|Managing Money: Set Money Goals
We know -- saving money is hard! But it's not impossible, especially if you set some goals for yourself. The easiest way to do that is to think about what you want to spend your money on now and what you want to save it for later. Then divide your goals into two categories:
Short-term means a shorter length of time, like a few weeks or months. If you have a short-term savings goal, it means you hope to have enough money for the thing you want within that time period. Here are some examples:
Long-term saving goals take longer -- DUH! -- because the thing you want is more expensive, and usually span several months to maybe even years. Long-term goals may not even have a "want" or "need" item attached to them yet. You may just want to save money for a rainy day, an emergency, or a future need or want that you're unaware of now. Here are some examples of things you might buy using a long-term saving goal:
So, how can you reach your saving goals? By creating a saving plan and sticking to it! Each time you get some money, set aside a regular chunk of it no matter what. You could set aside 25%, 50% or even 100% of it, depending on the amount you feel leaves you with enough spending money.
For example, say you get $6.00 a week in allowance. In addition, you get $2.00 every Saturday for pulling weeds in your neighbor's backyard. And this week you got $20.00 for your birthday from Aunt Gertrude. If your saving plan requires you to save half of all money you receive, you must save $14.00 this week. The good news is that you still have $14.00 left over to cover your needs or use as "fun money" to buy things you want.
Once your plan becomes routine, you'll discover how easy it is to save.
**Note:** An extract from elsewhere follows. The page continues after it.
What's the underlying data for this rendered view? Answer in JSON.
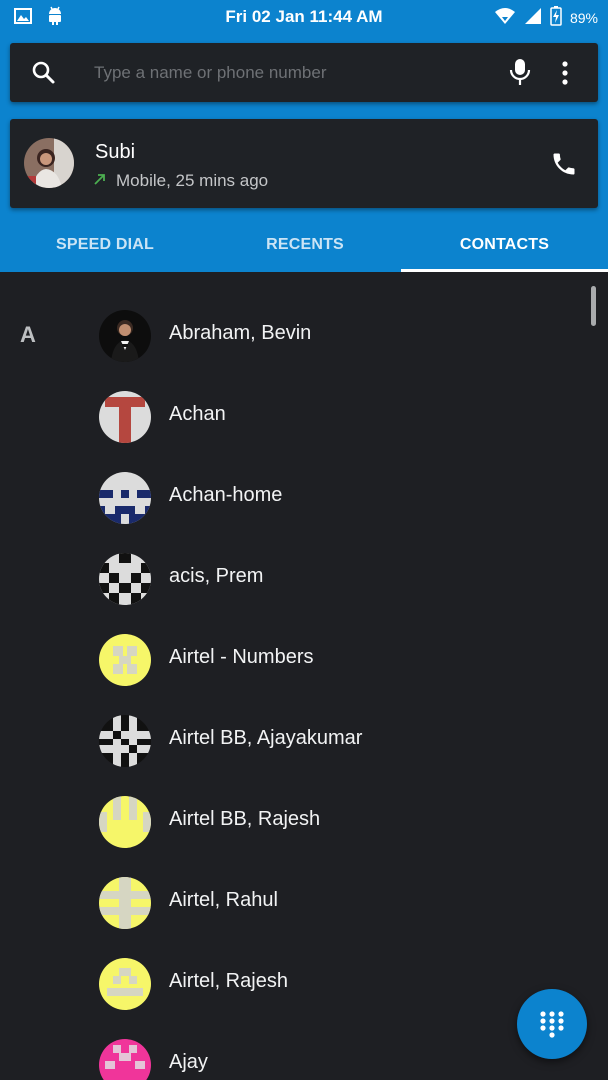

You just have to hang in there and continue to stash your cash even when you're tempted to spend it.